Work instruction: Repeat the data exactly as given below, dropping every picture.

Information shown:
● ● ● ● ● ● ●
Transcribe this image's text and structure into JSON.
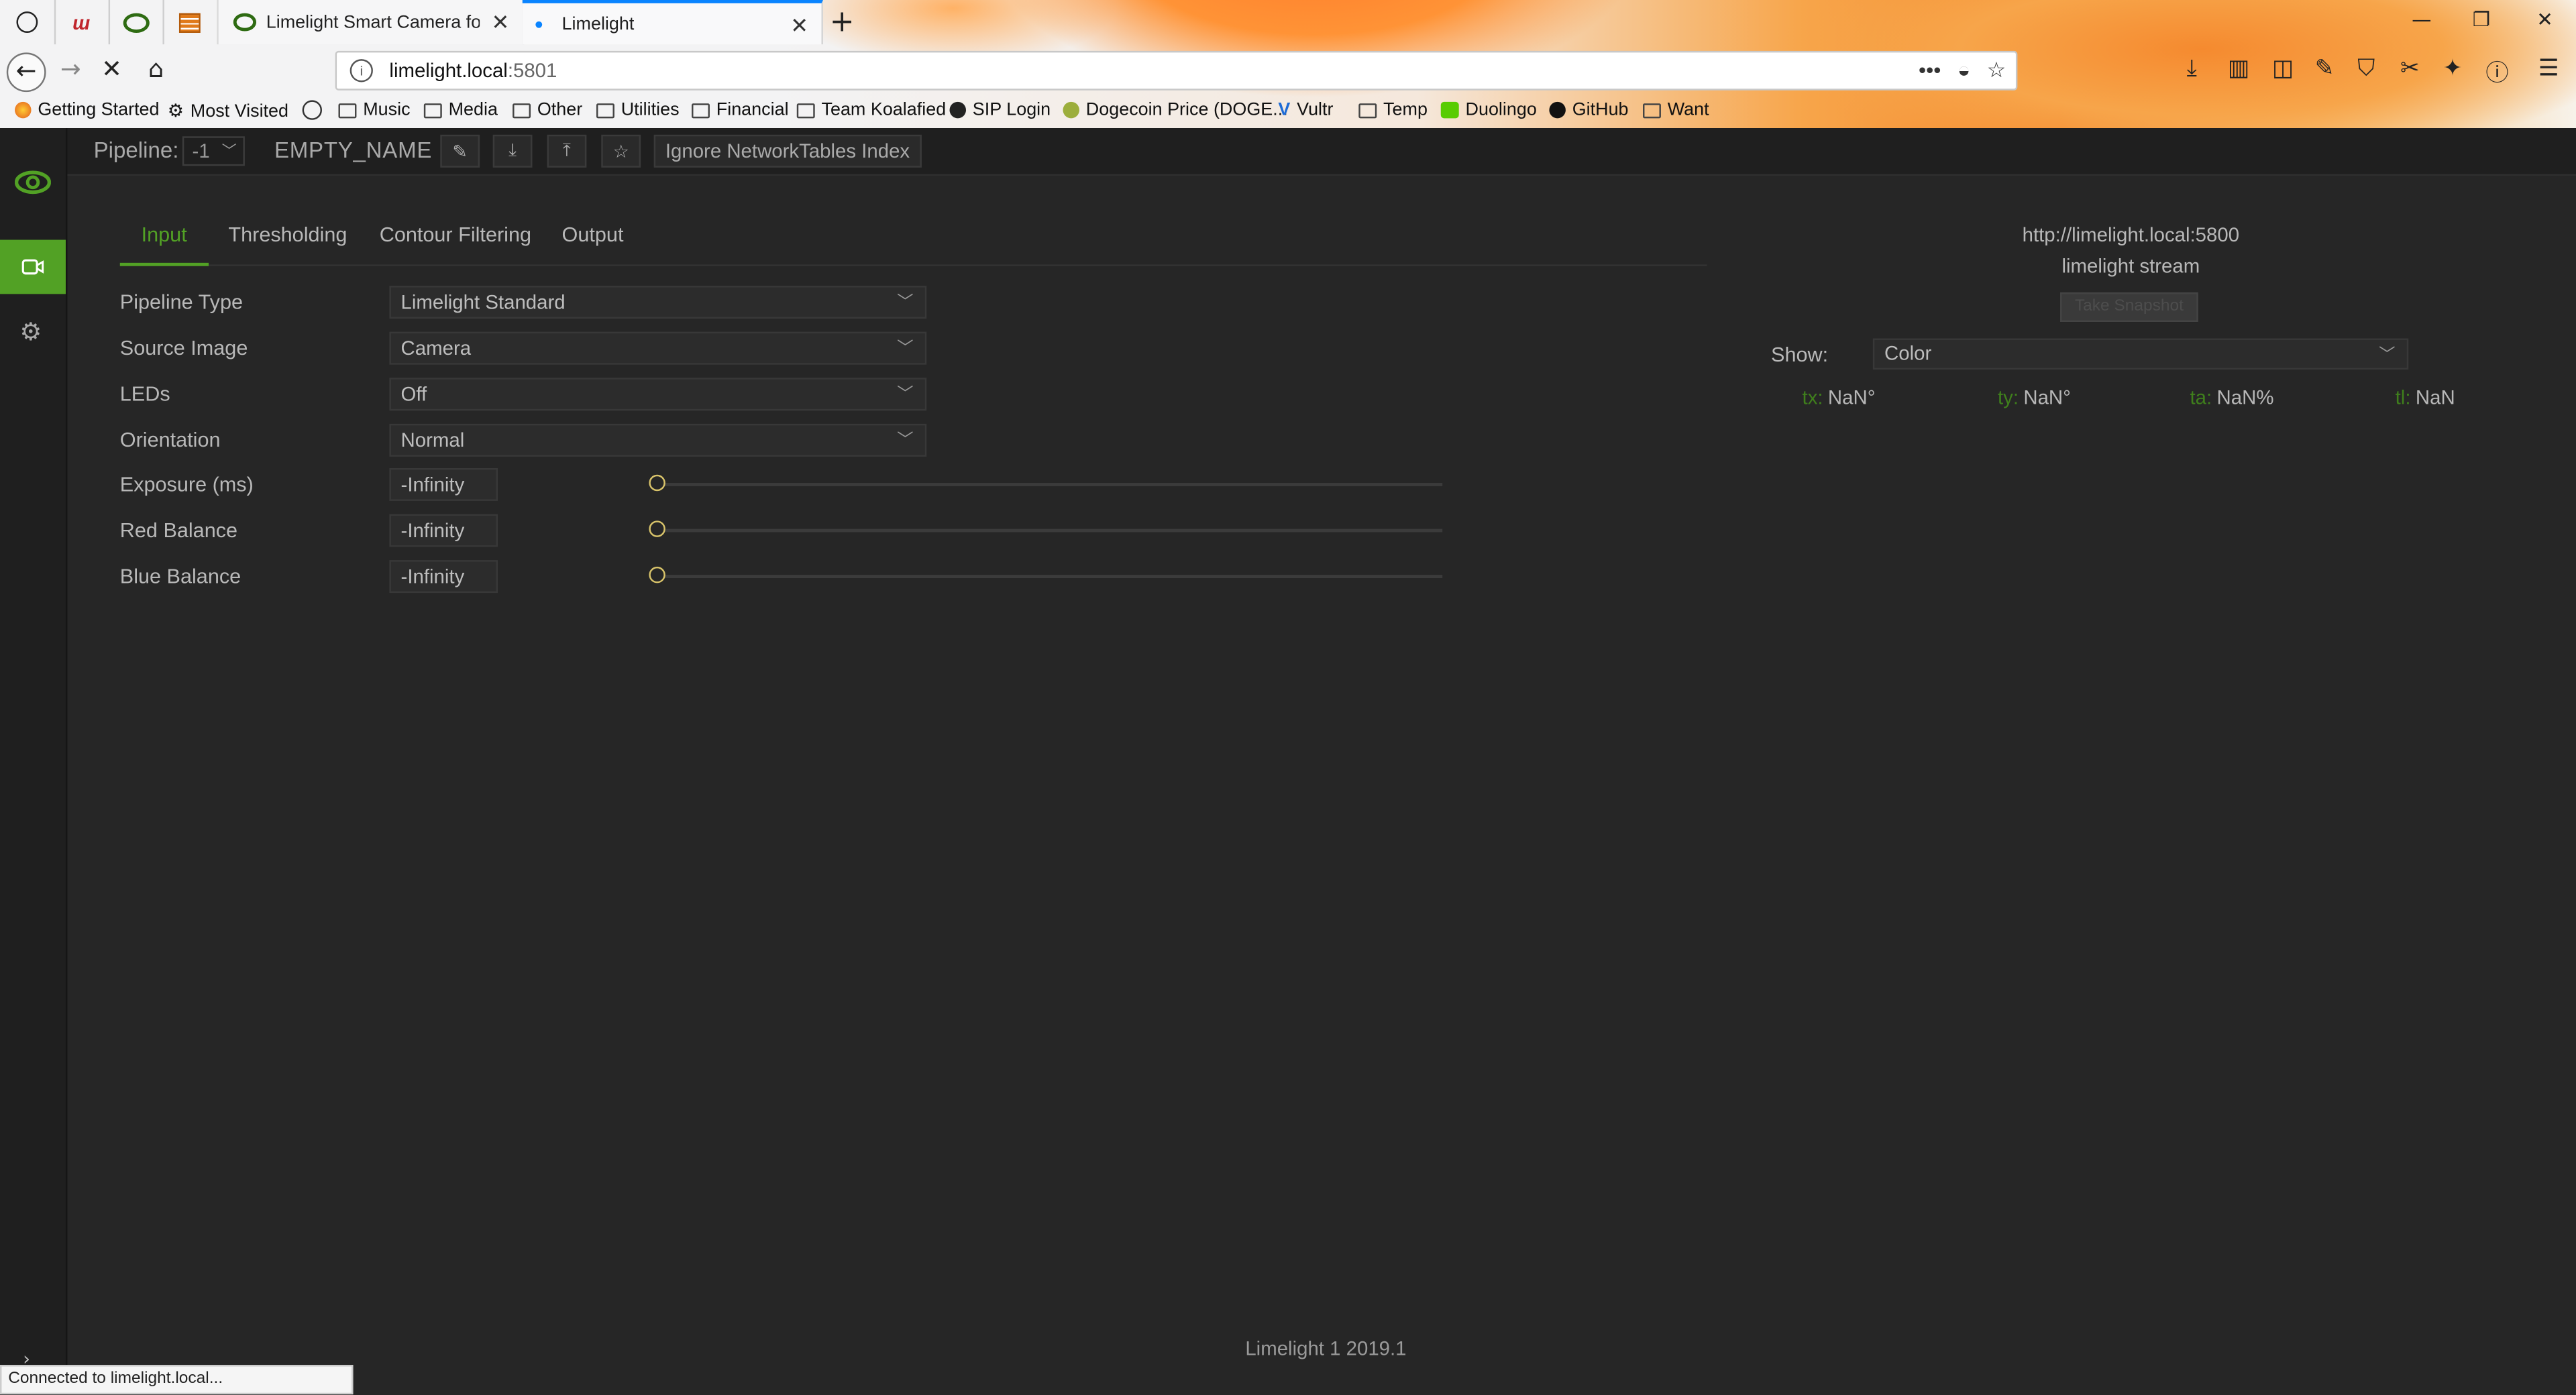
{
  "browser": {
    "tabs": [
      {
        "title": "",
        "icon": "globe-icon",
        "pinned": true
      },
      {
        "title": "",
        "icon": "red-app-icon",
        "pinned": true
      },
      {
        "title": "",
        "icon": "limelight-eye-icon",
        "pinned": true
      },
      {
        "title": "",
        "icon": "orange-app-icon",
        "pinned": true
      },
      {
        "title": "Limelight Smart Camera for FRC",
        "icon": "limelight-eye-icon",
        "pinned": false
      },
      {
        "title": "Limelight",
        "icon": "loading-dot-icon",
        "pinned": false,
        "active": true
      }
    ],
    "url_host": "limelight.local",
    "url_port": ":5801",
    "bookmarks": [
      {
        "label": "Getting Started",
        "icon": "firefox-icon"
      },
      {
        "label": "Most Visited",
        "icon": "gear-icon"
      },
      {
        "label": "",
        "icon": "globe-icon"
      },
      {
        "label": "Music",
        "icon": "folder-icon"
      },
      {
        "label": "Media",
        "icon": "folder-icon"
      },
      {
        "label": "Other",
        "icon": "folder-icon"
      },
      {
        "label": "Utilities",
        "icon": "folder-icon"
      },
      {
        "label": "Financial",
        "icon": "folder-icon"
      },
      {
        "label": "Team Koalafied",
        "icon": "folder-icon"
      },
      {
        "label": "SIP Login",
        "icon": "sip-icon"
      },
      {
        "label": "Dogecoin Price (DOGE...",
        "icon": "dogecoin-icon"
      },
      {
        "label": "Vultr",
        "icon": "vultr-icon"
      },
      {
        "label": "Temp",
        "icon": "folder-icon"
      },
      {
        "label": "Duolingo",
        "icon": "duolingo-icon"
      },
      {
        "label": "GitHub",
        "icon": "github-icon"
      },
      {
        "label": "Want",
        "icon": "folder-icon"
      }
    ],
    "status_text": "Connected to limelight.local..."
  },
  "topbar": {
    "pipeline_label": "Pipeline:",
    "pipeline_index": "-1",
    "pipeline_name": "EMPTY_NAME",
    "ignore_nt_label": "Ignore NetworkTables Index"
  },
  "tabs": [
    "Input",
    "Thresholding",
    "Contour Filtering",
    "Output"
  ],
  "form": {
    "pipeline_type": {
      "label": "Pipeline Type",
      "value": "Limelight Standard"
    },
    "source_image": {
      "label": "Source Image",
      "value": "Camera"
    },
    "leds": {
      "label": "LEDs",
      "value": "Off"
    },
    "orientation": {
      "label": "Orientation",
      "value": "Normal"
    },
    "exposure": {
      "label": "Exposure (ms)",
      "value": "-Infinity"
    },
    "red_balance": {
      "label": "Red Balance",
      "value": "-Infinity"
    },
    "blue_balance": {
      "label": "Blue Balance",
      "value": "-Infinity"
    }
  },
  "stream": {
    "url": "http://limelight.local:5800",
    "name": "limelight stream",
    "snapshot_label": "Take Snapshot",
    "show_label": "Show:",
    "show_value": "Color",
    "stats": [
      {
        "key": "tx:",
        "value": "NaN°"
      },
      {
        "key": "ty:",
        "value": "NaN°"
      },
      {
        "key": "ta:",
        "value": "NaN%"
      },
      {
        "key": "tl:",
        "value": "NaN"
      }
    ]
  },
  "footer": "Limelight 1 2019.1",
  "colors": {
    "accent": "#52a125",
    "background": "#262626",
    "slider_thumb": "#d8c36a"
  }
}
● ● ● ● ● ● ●
Reply:
Transcribe this image's text and structure into JSON.
{
  "browser": {
    "tabs": [
      {
        "title": "",
        "icon": "globe-icon",
        "pinned": true
      },
      {
        "title": "",
        "icon": "red-app-icon",
        "pinned": true
      },
      {
        "title": "",
        "icon": "limelight-eye-icon",
        "pinned": true
      },
      {
        "title": "",
        "icon": "orange-app-icon",
        "pinned": true
      },
      {
        "title": "Limelight Smart Camera for FRC",
        "icon": "limelight-eye-icon",
        "pinned": false
      },
      {
        "title": "Limelight",
        "icon": "loading-dot-icon",
        "pinned": false,
        "active": true
      }
    ],
    "url_host": "limelight.local",
    "url_port": ":5801",
    "bookmarks": [
      {
        "label": "Getting Started",
        "icon": "firefox-icon"
      },
      {
        "label": "Most Visited",
        "icon": "gear-icon"
      },
      {
        "label": "",
        "icon": "globe-icon"
      },
      {
        "label": "Music",
        "icon": "folder-icon"
      },
      {
        "label": "Media",
        "icon": "folder-icon"
      },
      {
        "label": "Other",
        "icon": "folder-icon"
      },
      {
        "label": "Utilities",
        "icon": "folder-icon"
      },
      {
        "label": "Financial",
        "icon": "folder-icon"
      },
      {
        "label": "Team Koalafied",
        "icon": "folder-icon"
      },
      {
        "label": "SIP Login",
        "icon": "sip-icon"
      },
      {
        "label": "Dogecoin Price (DOGE...",
        "icon": "dogecoin-icon"
      },
      {
        "label": "Vultr",
        "icon": "vultr-icon"
      },
      {
        "label": "Temp",
        "icon": "folder-icon"
      },
      {
        "label": "Duolingo",
        "icon": "duolingo-icon"
      },
      {
        "label": "GitHub",
        "icon": "github-icon"
      },
      {
        "label": "Want",
        "icon": "folder-icon"
      }
    ],
    "status_text": "Connected to limelight.local..."
  },
  "topbar": {
    "pipeline_label": "Pipeline:",
    "pipeline_index": "-1",
    "pipeline_name": "EMPTY_NAME",
    "ignore_nt_label": "Ignore NetworkTables Index"
  },
  "tabs": [
    "Input",
    "Thresholding",
    "Contour Filtering",
    "Output"
  ],
  "form": {
    "pipeline_type": {
      "label": "Pipeline Type",
      "value": "Limelight Standard"
    },
    "source_image": {
      "label": "Source Image",
      "value": "Camera"
    },
    "leds": {
      "label": "LEDs",
      "value": "Off"
    },
    "orientation": {
      "label": "Orientation",
      "value": "Normal"
    },
    "exposure": {
      "label": "Exposure (ms)",
      "value": "-Infinity"
    },
    "red_balance": {
      "label": "Red Balance",
      "value": "-Infinity"
    },
    "blue_balance": {
      "label": "Blue Balance",
      "value": "-Infinity"
    }
  },
  "stream": {
    "url": "http://limelight.local:5800",
    "name": "limelight stream",
    "snapshot_label": "Take Snapshot",
    "show_label": "Show:",
    "show_value": "Color",
    "stats": [
      {
        "key": "tx:",
        "value": "NaN°"
      },
      {
        "key": "ty:",
        "value": "NaN°"
      },
      {
        "key": "ta:",
        "value": "NaN%"
      },
      {
        "key": "tl:",
        "value": "NaN"
      }
    ]
  },
  "footer": "Limelight 1 2019.1",
  "colors": {
    "accent": "#52a125",
    "background": "#262626",
    "slider_thumb": "#d8c36a"
  }
}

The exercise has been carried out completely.